Prompt:
Repeat all of the data word for word so that only the pictures are missing from the copy.

[Stored items]
^^^^
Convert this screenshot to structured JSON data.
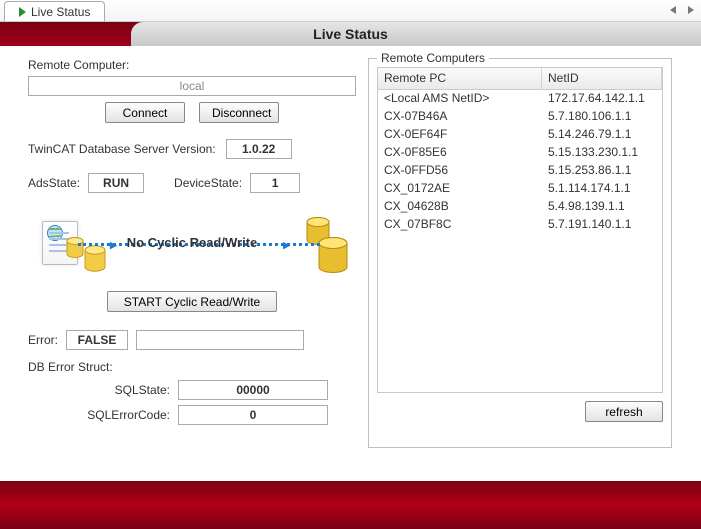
{
  "tab": {
    "title": "Live Status"
  },
  "page": {
    "title": "Live Status"
  },
  "remote": {
    "label": "Remote Computer:",
    "value": "local",
    "connect": "Connect",
    "disconnect": "Disconnect"
  },
  "version": {
    "label": "TwinCAT Database Server Version:",
    "value": "1.0.22"
  },
  "ads": {
    "label": "AdsState:",
    "value": "RUN"
  },
  "device": {
    "label": "DeviceState:",
    "value": "1"
  },
  "cyclic": {
    "caption": "No Cyclic Read/Write",
    "start": "START Cyclic Read/Write"
  },
  "error": {
    "label": "Error:",
    "value": "FALSE",
    "message": ""
  },
  "db_error": {
    "label": "DB Error Struct:",
    "sqlstate_label": "SQLState:",
    "sqlstate": "00000",
    "sqlcode_label": "SQLErrorCode:",
    "sqlcode": "0"
  },
  "computers": {
    "legend": "Remote Computers",
    "columns": {
      "pc": "Remote PC",
      "netid": "NetID"
    },
    "rows": [
      {
        "pc": "<Local AMS NetID>",
        "netid": "172.17.64.142.1.1"
      },
      {
        "pc": "CX-07B46A",
        "netid": "5.7.180.106.1.1"
      },
      {
        "pc": "CX-0EF64F",
        "netid": "5.14.246.79.1.1"
      },
      {
        "pc": "CX-0F85E6",
        "netid": "5.15.133.230.1.1"
      },
      {
        "pc": "CX-0FFD56",
        "netid": "5.15.253.86.1.1"
      },
      {
        "pc": "CX_0172AE",
        "netid": "5.1.114.174.1.1"
      },
      {
        "pc": "CX_04628B",
        "netid": "5.4.98.139.1.1"
      },
      {
        "pc": "CX_07BF8C",
        "netid": "5.7.191.140.1.1"
      }
    ],
    "refresh": "refresh"
  }
}
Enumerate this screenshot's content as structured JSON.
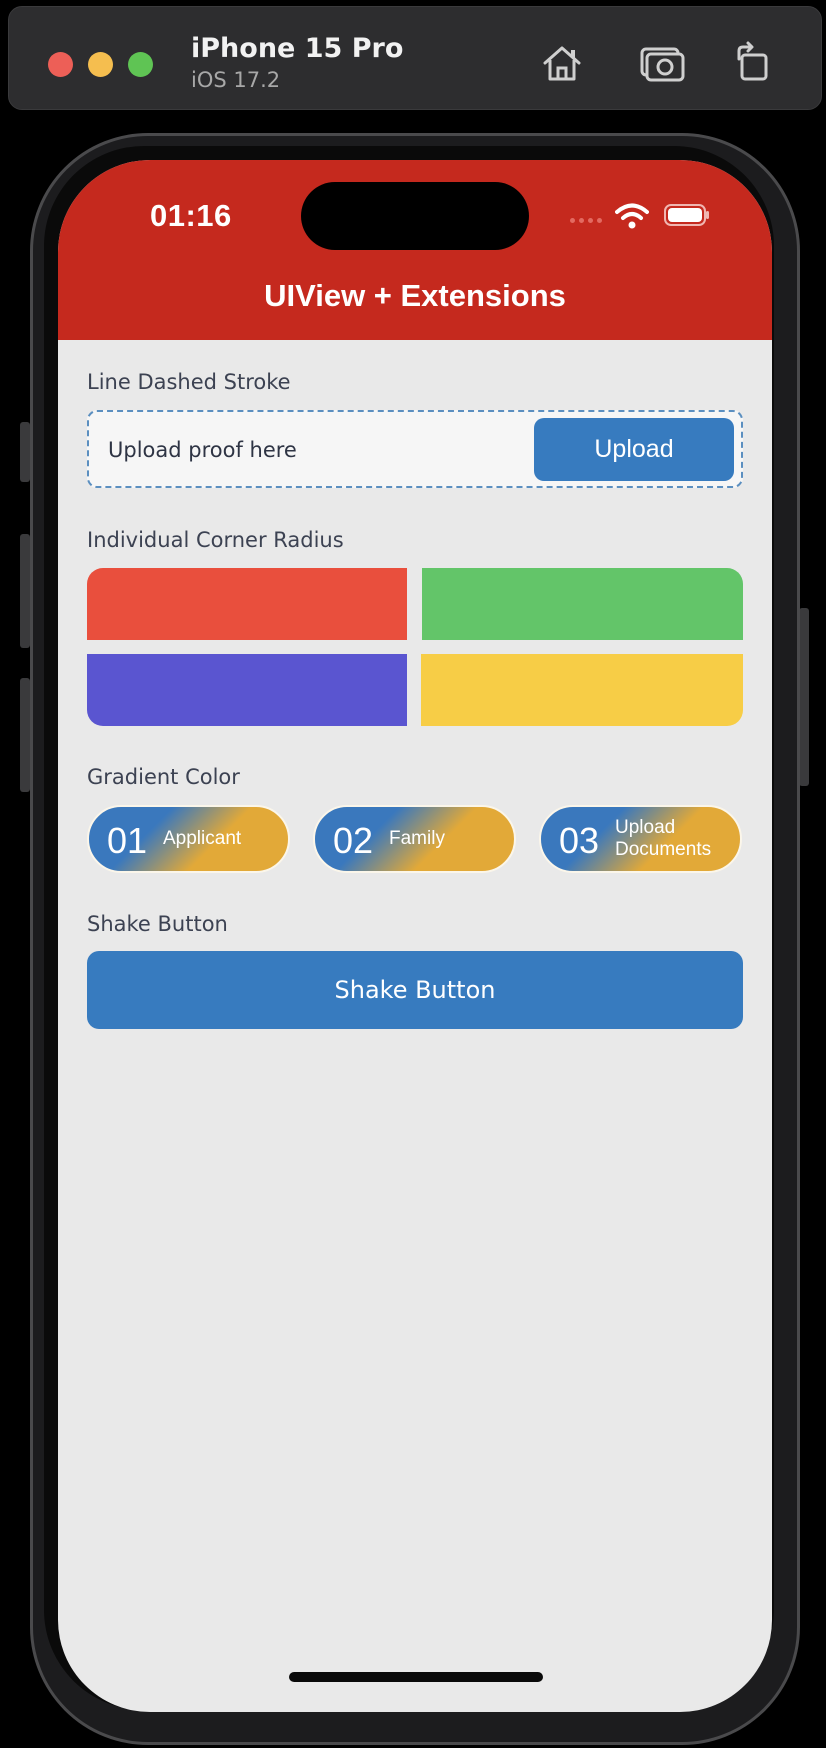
{
  "simulator": {
    "device_name": "iPhone 15 Pro",
    "os_version": "iOS 17.2",
    "buttons": [
      "home-icon",
      "screenshot-icon",
      "rotate-icon"
    ]
  },
  "status_bar": {
    "time": "01:16"
  },
  "nav": {
    "title": "UIView + Extensions",
    "color": "#c5291e"
  },
  "sections": {
    "dashed": {
      "label": "Line Dashed Stroke",
      "placeholder": "Upload proof here",
      "button_label": "Upload"
    },
    "corner": {
      "label": "Individual Corner Radius",
      "tiles": [
        "#e94f3d",
        "#63c569",
        "#5a55d0",
        "#f7cd46"
      ]
    },
    "gradient": {
      "label": "Gradient Color",
      "pills": [
        {
          "number": "01",
          "text": "Applicant"
        },
        {
          "number": "02",
          "text": "Family"
        },
        {
          "number": "03",
          "text": "Upload Documents"
        }
      ]
    },
    "shake": {
      "label": "Shake Button",
      "button_label": "Shake Button"
    }
  },
  "colors": {
    "accent_blue": "#377bbf",
    "gradient_start": "#3a78bd",
    "gradient_end": "#e2a938"
  }
}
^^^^
Task response:
Convert this screenshot to structured JSON data.
{
  "tab": {
    "title": "Live Status"
  },
  "page": {
    "title": "Live Status"
  },
  "remote": {
    "label": "Remote Computer:",
    "value": "local",
    "connect": "Connect",
    "disconnect": "Disconnect"
  },
  "version": {
    "label": "TwinCAT Database Server Version:",
    "value": "1.0.22"
  },
  "ads": {
    "label": "AdsState:",
    "value": "RUN"
  },
  "device": {
    "label": "DeviceState:",
    "value": "1"
  },
  "cyclic": {
    "caption": "No Cyclic Read/Write",
    "start": "START Cyclic Read/Write"
  },
  "error": {
    "label": "Error:",
    "value": "FALSE",
    "message": ""
  },
  "db_error": {
    "label": "DB Error Struct:",
    "sqlstate_label": "SQLState:",
    "sqlstate": "00000",
    "sqlcode_label": "SQLErrorCode:",
    "sqlcode": "0"
  },
  "computers": {
    "legend": "Remote Computers",
    "columns": {
      "pc": "Remote PC",
      "netid": "NetID"
    },
    "rows": [
      {
        "pc": "<Local AMS NetID>",
        "netid": "172.17.64.142.1.1"
      },
      {
        "pc": "CX-07B46A",
        "netid": "5.7.180.106.1.1"
      },
      {
        "pc": "CX-0EF64F",
        "netid": "5.14.246.79.1.1"
      },
      {
        "pc": "CX-0F85E6",
        "netid": "5.15.133.230.1.1"
      },
      {
        "pc": "CX-0FFD56",
        "netid": "5.15.253.86.1.1"
      },
      {
        "pc": "CX_0172AE",
        "netid": "5.1.114.174.1.1"
      },
      {
        "pc": "CX_04628B",
        "netid": "5.4.98.139.1.1"
      },
      {
        "pc": "CX_07BF8C",
        "netid": "5.7.191.140.1.1"
      }
    ],
    "refresh": "refresh"
  }
}
Enumerate this screenshot's content as structured JSON.
{
  "simulator": {
    "device_name": "iPhone 15 Pro",
    "os_version": "iOS 17.2",
    "buttons": [
      "home-icon",
      "screenshot-icon",
      "rotate-icon"
    ]
  },
  "status_bar": {
    "time": "01:16"
  },
  "nav": {
    "title": "UIView + Extensions",
    "color": "#c5291e"
  },
  "sections": {
    "dashed": {
      "label": "Line Dashed Stroke",
      "placeholder": "Upload proof here",
      "button_label": "Upload"
    },
    "corner": {
      "label": "Individual Corner Radius",
      "tiles": [
        "#e94f3d",
        "#63c569",
        "#5a55d0",
        "#f7cd46"
      ]
    },
    "gradient": {
      "label": "Gradient Color",
      "pills": [
        {
          "number": "01",
          "text": "Applicant"
        },
        {
          "number": "02",
          "text": "Family"
        },
        {
          "number": "03",
          "text": "Upload Documents"
        }
      ]
    },
    "shake": {
      "label": "Shake Button",
      "button_label": "Shake Button"
    }
  },
  "colors": {
    "accent_blue": "#377bbf",
    "gradient_start": "#3a78bd",
    "gradient_end": "#e2a938"
  }
}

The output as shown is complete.